It was almost 20 years ago when Helene Dellechiaie first heard about The Dressage Foundation’s Century Club, which recognizes horse-and-rider teams with a combined age of 100 or more. She knew she wanted to become a part of it some day.
And this summer, with two more decades under each of their belts, she and her Connemara gelding Finnian’s Chase finally were old enough to get into the club. They completed Intro Level Test A, with a score of 73.12 percent, at the Greendell Dressage Schooling Show (New Jersey) to earn their spot in the Century Club and a special honor of being named the 500th pair to join the club
since its founding in 1996. Since her ride, the club has welcomed six more members for a total of 506.
Dellechiaie, 71, who started riding when she was 35, purchased “Finn” 26 years ago from a breeder in upstate New York after a trip in Ireland where she fell in love with the breed. They have won
numerous honors together, including three Horse of the Year awards in 2014, but this one may have been the longest in the making.
“I kept joking about it, saying we were going to go for the Century Club. I call it my centurion award,” Dellechiaie said. “All of the sudden when I was in Florida this winter, I said, ‘Oh my gosh, Finn is going to be 29 and I’m 71; we can do it.’ ”

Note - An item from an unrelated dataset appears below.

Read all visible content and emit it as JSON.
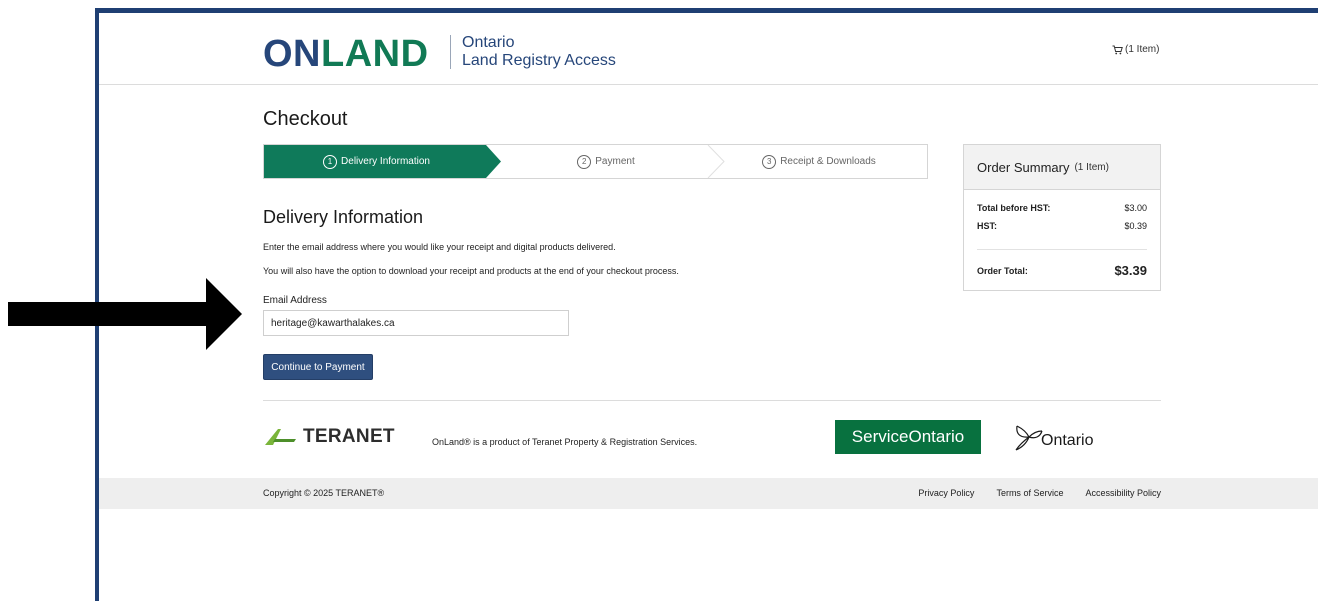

The idea of TDF’s Century Club was created in 1996 by Dr. Max Gahwyler, a renowned dressage judge, to honor and recognize senior riders and horses in the sport. Grand Prix rider and former U.S. Dressage Federation President Lazelle Knocke was the first member of the Century Club, and Gahwyler was the second. It since has grown to more than 500 dressage and western dressage horse-and-rider teams across North America.
To join the Century Club, along with meeting the 100-year minimum combined age, a pair must complete a dressage or western dressage test, at any level, scored by a dressage judge at a recognized or schooling show.
The Dressage Foundation Executive Director Jenny Johnson said the Century Club is a vital part of the foundation’s program and hopes to see other riding disciplines adopt the concept.
“We’ve begun to see other organizations work on creating their own versions of the Century Club, and it’s so great because it inspires so many,” Johnson said. “It would be great for all disciplines to recognize senior riders and horses.”
The Century Club has enjoyed a surge of growth in the past five years, thanks to social media and members sharing their stories. The club welcomed 48 new members in 2020 and 54 new members—its highest number ever—in 2019. Many riders have picked up their helmets and returned to the show ring to complete their century ride, Johnson said.
“It really isn’t too late to go for what you want and learn something new or return to something you did when you were young,” Johnson said. “Many of these riders have taken breaks from riding and start riding again just to join the Century Club.”
The Century Club has no membership fees and runs solely on donations and sponsorships. The club allows riders to join and keep in touch with other members, creating a group of riders from
all different backgrounds who share a love of horses as they age.
“There are so many inspirational riders I’ve learned about,” said The Dressage Foundation’s Director of Grants and Programs Sara Weiss. One of her favorite examples, she said, was from 2020, involving childhood friends Sue Peterson and Sheila Bludworth, who took riding lessons together in middle school.
After not riding for decades—but staying involved with horses by cheering on her daughter and her daughter’s horse, Mighty Revenue—Bludworth decided in her 60s to return to the saddle. She bought a pony called Mouse who she enjoyed dearly, but set her sights on the Century Club, planning to borrow “Revenue” from her daughter Bonnie Lemcke and complete the ride in spring 2020, as soon as she was 72 and he turned 29. Unfortunately, Bludworth died unexpectedly before she could achieve that goal. That’s when Peterson came in: She had not ridden for years, but she approached Lemcke to say she’d like to complete the Century Ride on Revenue in her old friend’s memory. It took several years and numerous setbacks—rider injuries and age-related complications for horse, plans scuttled by COVID-19, to name a few—but on November 20, 2020, Peterson and Revenue finally completed their Century Club ride, in honor of Bludworth.
“Sue hadn’t ridden in decades, but she saddled up to help make Sheila’s dream come true,” Weiss said.
Dellechiaie, the club’s 500th member, sees the Century Club as a goal not just for seniors, but for younger riders as well.
“My philosophy has always been to set goals for yourself because if you don’t strive to achieve, you’ll never accomplish anything. Do what you’ve always wanted to do; pursue your passions; they pay off,” she said. “The Century Club inspires young people to realize that there are things they can achieve as a senior. It’s never too late, and you’re never too old.”